> [Provided material]:

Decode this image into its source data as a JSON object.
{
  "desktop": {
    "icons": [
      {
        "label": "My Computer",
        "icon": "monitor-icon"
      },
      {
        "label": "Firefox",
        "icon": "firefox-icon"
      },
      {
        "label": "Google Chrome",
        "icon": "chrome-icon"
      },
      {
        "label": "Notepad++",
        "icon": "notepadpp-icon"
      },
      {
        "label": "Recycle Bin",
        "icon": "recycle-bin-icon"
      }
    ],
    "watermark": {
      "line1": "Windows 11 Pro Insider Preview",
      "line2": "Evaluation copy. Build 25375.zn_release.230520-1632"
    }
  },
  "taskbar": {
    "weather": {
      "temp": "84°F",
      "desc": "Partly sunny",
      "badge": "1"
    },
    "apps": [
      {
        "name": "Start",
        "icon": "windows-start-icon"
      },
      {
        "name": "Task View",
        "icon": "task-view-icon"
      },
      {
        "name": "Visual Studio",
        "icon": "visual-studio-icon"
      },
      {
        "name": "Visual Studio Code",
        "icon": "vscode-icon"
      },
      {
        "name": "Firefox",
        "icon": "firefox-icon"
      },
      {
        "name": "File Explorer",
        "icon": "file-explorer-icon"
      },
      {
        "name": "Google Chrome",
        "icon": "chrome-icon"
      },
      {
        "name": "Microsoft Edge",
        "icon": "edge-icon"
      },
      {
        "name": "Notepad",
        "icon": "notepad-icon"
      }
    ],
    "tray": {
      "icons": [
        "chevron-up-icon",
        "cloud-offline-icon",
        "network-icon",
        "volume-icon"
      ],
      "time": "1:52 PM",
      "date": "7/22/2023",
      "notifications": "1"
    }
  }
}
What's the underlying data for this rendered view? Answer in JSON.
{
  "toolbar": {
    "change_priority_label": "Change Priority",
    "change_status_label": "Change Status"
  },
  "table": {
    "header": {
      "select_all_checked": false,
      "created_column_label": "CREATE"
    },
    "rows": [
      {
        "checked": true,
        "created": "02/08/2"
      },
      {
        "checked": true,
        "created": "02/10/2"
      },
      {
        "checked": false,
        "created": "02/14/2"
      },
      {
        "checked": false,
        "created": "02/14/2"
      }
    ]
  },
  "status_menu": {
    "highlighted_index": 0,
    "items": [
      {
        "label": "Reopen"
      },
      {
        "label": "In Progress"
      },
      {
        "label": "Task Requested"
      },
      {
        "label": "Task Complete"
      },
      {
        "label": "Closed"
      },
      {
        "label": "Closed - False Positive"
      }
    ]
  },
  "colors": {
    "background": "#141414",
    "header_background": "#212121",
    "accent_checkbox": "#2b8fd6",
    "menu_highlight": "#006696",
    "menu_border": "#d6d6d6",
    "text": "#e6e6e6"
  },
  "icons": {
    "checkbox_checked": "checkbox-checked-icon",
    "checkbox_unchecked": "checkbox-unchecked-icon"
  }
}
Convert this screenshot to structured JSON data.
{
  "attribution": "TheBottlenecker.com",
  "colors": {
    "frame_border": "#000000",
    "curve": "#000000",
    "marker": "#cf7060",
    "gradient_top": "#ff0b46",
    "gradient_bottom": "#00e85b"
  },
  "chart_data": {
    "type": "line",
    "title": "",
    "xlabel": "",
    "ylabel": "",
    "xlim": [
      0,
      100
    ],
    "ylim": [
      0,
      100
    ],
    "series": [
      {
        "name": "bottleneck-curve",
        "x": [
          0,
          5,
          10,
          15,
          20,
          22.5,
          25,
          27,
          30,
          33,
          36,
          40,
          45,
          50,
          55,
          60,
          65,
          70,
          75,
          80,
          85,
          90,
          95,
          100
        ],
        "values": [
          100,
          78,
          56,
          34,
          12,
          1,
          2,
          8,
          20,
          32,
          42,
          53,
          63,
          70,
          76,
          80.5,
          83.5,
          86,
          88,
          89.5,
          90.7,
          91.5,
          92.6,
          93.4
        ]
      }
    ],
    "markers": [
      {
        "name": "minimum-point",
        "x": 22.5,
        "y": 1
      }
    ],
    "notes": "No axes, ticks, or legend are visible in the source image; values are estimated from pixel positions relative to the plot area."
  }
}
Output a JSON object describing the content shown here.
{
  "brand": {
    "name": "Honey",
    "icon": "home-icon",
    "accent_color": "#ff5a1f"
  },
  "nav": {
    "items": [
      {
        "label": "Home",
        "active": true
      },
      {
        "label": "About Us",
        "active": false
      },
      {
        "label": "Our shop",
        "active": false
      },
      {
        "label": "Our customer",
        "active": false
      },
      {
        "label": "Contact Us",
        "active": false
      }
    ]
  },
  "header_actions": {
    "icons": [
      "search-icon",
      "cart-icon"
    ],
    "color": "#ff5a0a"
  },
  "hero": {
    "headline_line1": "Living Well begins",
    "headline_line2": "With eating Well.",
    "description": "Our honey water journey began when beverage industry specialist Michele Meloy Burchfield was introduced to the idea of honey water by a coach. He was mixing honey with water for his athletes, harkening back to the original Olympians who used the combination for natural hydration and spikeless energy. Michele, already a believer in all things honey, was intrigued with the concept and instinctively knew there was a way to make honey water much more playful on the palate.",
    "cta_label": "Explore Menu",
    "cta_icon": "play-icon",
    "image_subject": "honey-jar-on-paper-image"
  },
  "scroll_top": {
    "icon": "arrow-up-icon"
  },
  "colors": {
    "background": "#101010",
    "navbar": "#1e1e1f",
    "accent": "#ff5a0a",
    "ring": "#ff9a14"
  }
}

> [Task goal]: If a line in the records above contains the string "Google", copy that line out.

> [Solution for this exercise]:
        "label": "Google Chrome",
        "name": "Google Chrome",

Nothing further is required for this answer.